■ Instructions for the task
Your answer is to be the count alone: the number of lines in the data below where "label" appears.

Stored data:
════════════════════
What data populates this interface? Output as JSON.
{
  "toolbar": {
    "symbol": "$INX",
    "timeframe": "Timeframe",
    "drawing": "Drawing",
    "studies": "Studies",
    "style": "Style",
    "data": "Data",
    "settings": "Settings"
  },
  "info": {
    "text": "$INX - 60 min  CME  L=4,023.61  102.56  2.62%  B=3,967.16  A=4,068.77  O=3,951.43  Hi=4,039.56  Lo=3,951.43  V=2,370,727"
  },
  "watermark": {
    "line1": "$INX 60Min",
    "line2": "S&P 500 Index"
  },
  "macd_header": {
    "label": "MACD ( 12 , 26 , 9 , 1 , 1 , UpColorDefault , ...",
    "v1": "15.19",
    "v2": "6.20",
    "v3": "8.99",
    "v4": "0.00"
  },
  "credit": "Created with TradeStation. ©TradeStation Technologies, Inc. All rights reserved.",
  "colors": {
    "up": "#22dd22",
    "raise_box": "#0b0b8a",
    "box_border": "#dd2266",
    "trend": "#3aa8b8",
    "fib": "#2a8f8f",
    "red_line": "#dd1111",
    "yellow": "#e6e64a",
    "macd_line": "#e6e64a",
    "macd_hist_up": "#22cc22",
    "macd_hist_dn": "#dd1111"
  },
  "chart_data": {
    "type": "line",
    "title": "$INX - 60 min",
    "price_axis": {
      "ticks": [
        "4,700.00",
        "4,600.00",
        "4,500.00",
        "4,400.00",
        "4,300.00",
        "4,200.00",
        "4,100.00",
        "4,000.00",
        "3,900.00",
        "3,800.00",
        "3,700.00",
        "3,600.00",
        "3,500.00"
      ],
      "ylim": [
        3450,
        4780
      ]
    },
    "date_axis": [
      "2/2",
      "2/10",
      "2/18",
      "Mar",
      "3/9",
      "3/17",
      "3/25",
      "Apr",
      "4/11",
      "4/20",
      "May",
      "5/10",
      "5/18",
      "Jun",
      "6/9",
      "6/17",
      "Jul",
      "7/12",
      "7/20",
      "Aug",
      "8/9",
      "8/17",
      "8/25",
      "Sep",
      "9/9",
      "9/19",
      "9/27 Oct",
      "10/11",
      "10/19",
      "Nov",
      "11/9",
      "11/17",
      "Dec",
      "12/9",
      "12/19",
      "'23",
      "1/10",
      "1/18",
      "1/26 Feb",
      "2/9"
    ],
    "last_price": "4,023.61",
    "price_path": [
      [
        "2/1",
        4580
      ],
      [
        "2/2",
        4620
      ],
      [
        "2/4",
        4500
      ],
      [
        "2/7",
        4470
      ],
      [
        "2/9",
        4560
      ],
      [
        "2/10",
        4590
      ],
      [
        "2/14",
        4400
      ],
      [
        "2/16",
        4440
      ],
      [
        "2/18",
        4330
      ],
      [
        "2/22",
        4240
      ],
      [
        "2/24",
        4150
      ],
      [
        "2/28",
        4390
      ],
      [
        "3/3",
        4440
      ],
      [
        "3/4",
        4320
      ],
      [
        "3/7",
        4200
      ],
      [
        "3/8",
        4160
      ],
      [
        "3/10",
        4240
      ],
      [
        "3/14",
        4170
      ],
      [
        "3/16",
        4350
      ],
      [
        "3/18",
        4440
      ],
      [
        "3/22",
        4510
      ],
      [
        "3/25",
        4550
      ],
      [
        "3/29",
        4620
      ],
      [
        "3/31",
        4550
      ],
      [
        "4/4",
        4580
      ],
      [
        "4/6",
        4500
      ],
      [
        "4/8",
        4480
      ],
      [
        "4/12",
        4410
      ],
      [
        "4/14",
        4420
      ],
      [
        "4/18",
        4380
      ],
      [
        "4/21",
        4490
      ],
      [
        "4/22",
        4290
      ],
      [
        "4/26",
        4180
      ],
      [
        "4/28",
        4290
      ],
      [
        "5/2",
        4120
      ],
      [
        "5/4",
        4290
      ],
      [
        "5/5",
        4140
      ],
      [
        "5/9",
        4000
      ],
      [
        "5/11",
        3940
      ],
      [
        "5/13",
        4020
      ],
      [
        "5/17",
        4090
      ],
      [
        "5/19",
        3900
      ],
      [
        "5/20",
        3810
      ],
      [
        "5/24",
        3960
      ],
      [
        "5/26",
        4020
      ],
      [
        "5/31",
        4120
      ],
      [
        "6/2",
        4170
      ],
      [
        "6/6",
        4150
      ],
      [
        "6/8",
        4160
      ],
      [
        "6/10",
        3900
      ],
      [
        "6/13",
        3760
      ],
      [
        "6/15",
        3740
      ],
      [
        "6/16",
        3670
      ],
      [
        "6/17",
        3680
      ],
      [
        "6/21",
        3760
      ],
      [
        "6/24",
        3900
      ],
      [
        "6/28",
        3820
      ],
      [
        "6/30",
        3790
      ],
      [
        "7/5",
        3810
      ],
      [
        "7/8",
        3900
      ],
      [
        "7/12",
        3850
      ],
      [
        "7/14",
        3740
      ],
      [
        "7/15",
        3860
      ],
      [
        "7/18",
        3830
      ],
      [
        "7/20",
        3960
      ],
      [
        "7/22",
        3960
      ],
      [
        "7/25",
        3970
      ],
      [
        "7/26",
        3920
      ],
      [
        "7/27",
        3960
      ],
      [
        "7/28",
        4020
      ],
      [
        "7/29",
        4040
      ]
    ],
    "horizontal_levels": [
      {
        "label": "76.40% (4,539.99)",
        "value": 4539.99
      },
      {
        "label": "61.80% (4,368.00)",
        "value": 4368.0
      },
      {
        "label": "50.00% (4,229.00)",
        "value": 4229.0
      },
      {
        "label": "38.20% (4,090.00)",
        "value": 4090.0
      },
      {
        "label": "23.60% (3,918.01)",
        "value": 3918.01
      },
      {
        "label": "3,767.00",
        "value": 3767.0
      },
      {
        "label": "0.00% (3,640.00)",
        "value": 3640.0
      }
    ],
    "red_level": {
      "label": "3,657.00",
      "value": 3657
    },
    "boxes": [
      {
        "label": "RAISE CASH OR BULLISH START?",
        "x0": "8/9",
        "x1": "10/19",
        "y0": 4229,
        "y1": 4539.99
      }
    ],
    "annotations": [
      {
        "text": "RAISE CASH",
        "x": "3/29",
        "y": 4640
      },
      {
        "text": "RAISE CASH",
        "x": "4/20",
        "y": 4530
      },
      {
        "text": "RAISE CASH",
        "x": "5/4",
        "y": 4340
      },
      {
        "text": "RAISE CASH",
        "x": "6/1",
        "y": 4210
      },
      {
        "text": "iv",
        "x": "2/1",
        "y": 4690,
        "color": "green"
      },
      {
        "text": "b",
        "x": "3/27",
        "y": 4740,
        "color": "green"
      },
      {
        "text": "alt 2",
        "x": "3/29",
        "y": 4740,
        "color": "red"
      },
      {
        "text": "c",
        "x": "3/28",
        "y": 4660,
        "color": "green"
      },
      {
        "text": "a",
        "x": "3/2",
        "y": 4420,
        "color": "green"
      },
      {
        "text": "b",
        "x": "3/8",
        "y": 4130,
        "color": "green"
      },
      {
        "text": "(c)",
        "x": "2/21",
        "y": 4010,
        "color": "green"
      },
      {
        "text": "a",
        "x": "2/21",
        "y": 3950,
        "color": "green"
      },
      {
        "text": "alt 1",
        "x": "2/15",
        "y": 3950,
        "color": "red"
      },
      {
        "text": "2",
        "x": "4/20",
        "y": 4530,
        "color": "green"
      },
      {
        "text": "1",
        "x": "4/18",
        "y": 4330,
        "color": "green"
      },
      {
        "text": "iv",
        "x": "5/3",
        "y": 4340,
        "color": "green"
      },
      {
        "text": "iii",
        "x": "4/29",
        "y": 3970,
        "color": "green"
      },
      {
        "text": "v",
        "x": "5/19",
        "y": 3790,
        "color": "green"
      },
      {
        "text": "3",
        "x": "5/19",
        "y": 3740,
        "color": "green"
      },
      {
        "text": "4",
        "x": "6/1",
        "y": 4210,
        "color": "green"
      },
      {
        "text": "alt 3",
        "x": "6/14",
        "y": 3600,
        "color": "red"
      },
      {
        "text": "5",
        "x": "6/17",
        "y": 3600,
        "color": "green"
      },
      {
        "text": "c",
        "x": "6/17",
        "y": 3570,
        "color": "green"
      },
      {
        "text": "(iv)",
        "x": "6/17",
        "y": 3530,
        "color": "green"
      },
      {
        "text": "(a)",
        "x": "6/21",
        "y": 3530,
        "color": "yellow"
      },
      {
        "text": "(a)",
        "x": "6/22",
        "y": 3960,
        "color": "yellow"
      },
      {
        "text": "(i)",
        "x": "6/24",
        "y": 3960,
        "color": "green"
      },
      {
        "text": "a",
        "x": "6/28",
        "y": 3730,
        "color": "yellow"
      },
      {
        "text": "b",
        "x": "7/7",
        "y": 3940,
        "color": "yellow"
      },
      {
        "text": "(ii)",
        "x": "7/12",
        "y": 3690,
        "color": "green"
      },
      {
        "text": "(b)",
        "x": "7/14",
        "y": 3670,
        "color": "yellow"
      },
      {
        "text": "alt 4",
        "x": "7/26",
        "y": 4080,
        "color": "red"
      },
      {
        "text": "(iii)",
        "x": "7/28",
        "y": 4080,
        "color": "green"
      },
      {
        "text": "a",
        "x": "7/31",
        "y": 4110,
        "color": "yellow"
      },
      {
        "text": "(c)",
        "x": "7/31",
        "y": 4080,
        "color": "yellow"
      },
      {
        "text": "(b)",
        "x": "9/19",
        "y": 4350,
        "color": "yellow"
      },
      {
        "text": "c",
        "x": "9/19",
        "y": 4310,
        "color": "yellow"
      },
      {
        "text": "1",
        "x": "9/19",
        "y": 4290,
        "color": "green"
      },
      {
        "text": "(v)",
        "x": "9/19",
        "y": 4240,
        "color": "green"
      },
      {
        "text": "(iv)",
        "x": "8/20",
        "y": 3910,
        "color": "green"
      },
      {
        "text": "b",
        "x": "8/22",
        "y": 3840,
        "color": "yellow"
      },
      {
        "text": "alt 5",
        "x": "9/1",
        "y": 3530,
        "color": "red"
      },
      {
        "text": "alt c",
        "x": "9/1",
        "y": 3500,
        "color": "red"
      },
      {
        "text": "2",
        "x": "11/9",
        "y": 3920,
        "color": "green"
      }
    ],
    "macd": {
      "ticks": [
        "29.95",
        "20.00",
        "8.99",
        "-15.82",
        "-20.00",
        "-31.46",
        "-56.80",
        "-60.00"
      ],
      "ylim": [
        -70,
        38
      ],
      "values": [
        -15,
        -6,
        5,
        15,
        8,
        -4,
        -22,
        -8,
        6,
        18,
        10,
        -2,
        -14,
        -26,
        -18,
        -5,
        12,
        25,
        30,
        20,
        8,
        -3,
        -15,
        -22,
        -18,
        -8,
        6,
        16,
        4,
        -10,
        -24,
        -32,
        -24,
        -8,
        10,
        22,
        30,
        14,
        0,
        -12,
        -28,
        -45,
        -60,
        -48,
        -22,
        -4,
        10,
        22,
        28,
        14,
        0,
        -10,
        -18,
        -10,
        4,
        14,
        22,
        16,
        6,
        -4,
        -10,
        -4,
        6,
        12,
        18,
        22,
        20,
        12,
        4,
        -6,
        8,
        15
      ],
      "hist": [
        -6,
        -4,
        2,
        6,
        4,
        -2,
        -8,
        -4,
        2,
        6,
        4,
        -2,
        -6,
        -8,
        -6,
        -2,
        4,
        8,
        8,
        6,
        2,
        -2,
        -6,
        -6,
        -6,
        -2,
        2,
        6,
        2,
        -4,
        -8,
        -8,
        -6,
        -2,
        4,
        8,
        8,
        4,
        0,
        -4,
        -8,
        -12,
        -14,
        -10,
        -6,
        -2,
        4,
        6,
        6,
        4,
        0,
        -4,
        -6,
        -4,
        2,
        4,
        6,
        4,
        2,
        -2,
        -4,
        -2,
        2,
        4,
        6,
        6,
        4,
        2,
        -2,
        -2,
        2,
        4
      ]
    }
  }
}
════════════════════
■ Exercise answer
10